According to research from CV-Library - one of the UK’s largest online job sites - 76.4% of surveyed UK professionals intend to look for a new job in 2022, with 57.6% looking to re-skill.

The report says data support the "The Great Resignation" narrative, with the driving factor being a "desire for a more meaningful career, better long-term job security and being unable to find a suitable job with their current skills".

The findings come alongside new thematic research from investment bank Morgan Stanley that finds a significant number of Europeans are due to exit the corporate workforce in the foreseeable future.

As a result "wage inflation looks set to persist," says Edward Stanley, Strategist at Morgan Stanley.

Great resignation 1

The findings will underscore a gradual realisation at global central banks that inflation is likely to be more 'sticky' than had been previously expected as wage rises provide the kind of inflationary pressures that cannot be explained away as being transitory.

Findings on workforce churn and associated wage pressures therefore underscore a view that central banks will have to be more proactive in raising rates during 2022.

CV-Library asked 2,000 survey respondents for the main area's employers should focus upon to ensure that they don’t lose their best staff 2022.

The leading answer? 57.3% said they should "offer top salaries".

"Employers can take action to prevent increased staff turnover. Offering top salaries is the obvious choice," says Lee Biggins, CEO and founder of CV-Library.

CV-Library found 41.3% of respondents that were looking to change their employment situation were doing so to pursue higher salaries.

Great resignation 2

"Employees are flexing their new-found bargaining power, with the unprecedented rate of job turnover, labelled “The “Great Resignation”, triggering a surge in wage growth for job switchers," says Paul Ashworth, Chief North America Economist at Capital Economics.

The intentions of UK employees to move will be supported by a strong labour market: the latest data from the ONS found the number of people seeking out of work benefits fell by 14.9K in October, despite the government's furlough scheme ending in September.

Early ONS estimates for October 2021 indicate the number of payrolled employees rose by 4.0% compared with October 2020, a rise of 1,139,000 employees; there were 160K more people were in payrolled employment in October 2021 when compared with September 2021.

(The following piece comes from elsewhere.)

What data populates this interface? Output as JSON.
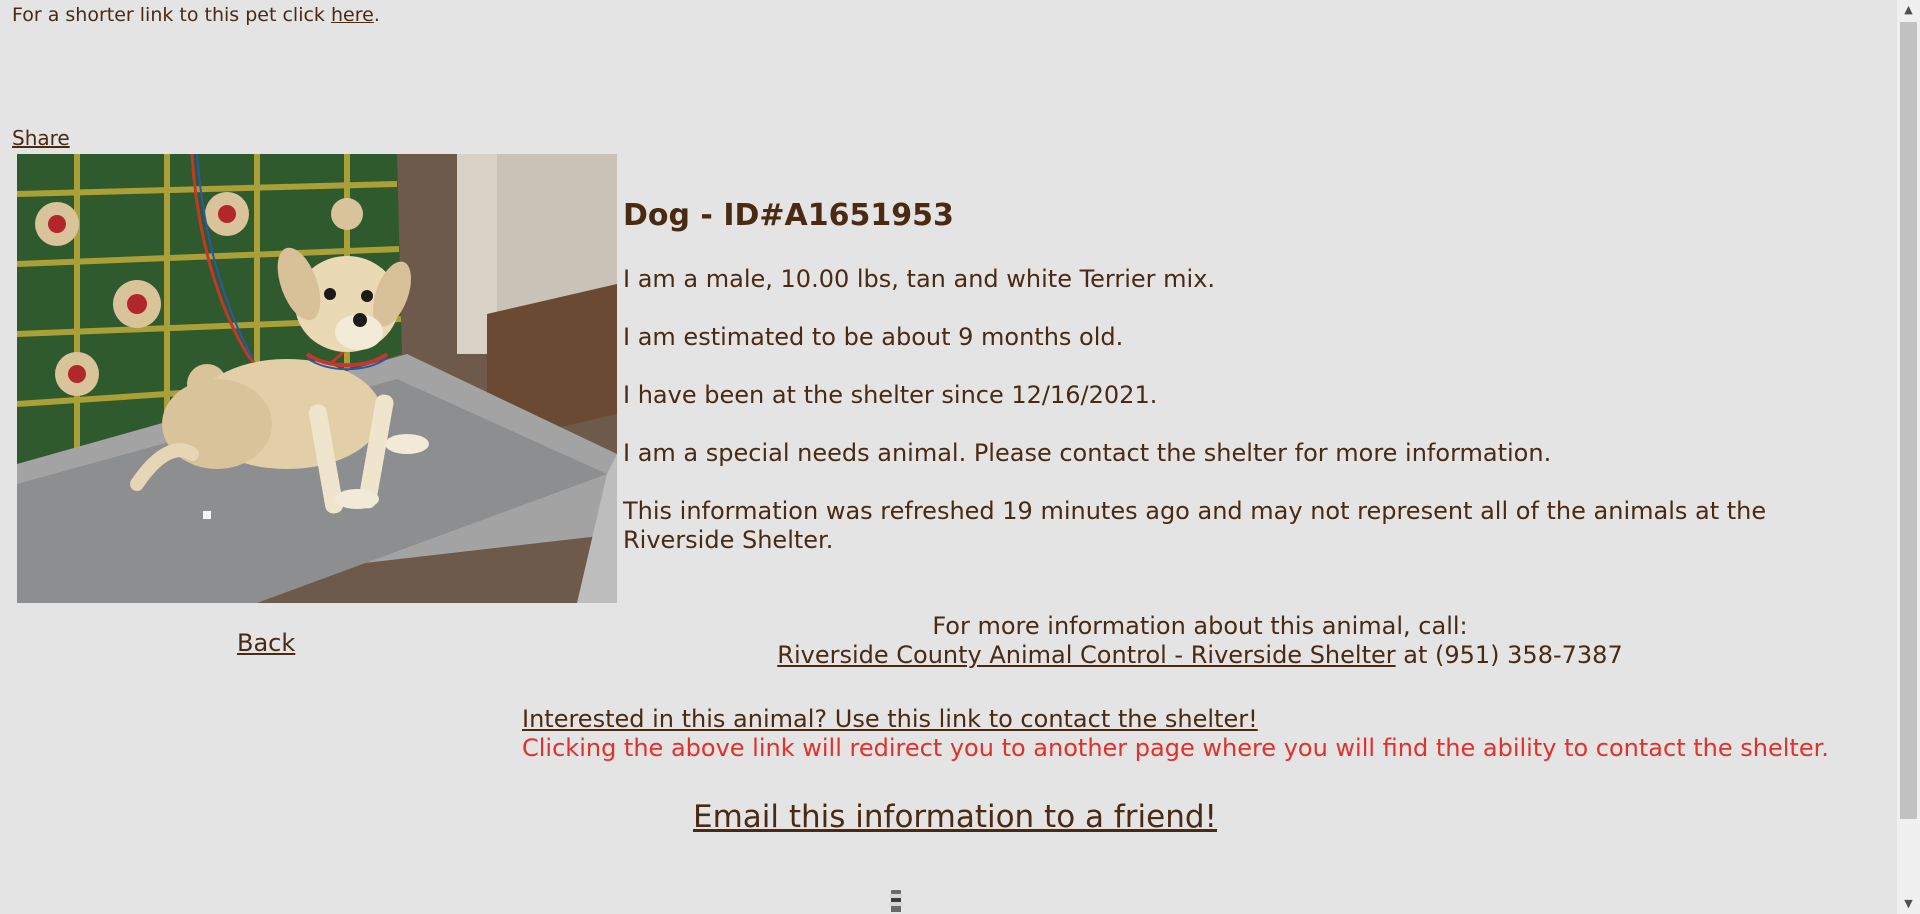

"The jobs market is booming," says Kallum Pickering, Senior Economist at Berenberg Bank. "The rapid recovery from the pandemic shock plus the huge policy tailwind continued to underpin the UK labour market recovery in September."

In the August to October period vacancies rose 222K (23.4%) to reach a new record of 1,172,000.

Job vacancies

Wage pressures are evident as the ONS' average earnings index with bonuses included rose 5.8% in September, surpassing consensus estimates for 5.6%.

Morgan Stanley's research finds that the pandemic has opened the door to new opportunities for employees, thereby offering the prospect of new careers and contributing to labour market churn.

"The received wisdom is that as Covid subsides, and with modest extra flexibility from employers, the majority of people will reembrace their prior routines," says Stanley, "Our data suggest otherwise. If anything, added flexibility provided by employers is allowing staff more time and leniency to earn additional platform or content creation income."

This, he says, is leading to a sizeable portion of the European population to consider leaving their full-time job altogether.

Morgan Stanley finds post-covid shifts in the workforce make for higher inflationary pressures and their research suggests we are entering an era with powerful coalescing
forces at play:

(1) low opportunity-cost meets
(2) the democratisation of opportunity.

"Consequently, Gen-Z may be one of the most expensive in recent memory to retain (or at least to dissuade from "exiting" the workforce)," says Stanley.

"Even if only one in 10 of those aspiring to leave in the coming 12 months actually does, the implications for businesses, wages and ultimately inflation appear to have been underestimated by the market," he adds.

The strengthening UK labour market has increased expectations amongst investors that the Bank of England will raise the base interest rate from an all-time lows in December.

Members of the Bank's Monetary Policy Committee have said raising interest rates would only occur if they felt the labour market was recovering from its Covid pandemic dip in a conclusive manner.

Even if they swerve a December hike, official and survey data covering the jobs market means the Bank would find itself running out of reasons not to raise rates.

That is why the market attaches an above 100% chance of a February 2022 interest rate hike which would be followed by a number of further hikes over the year.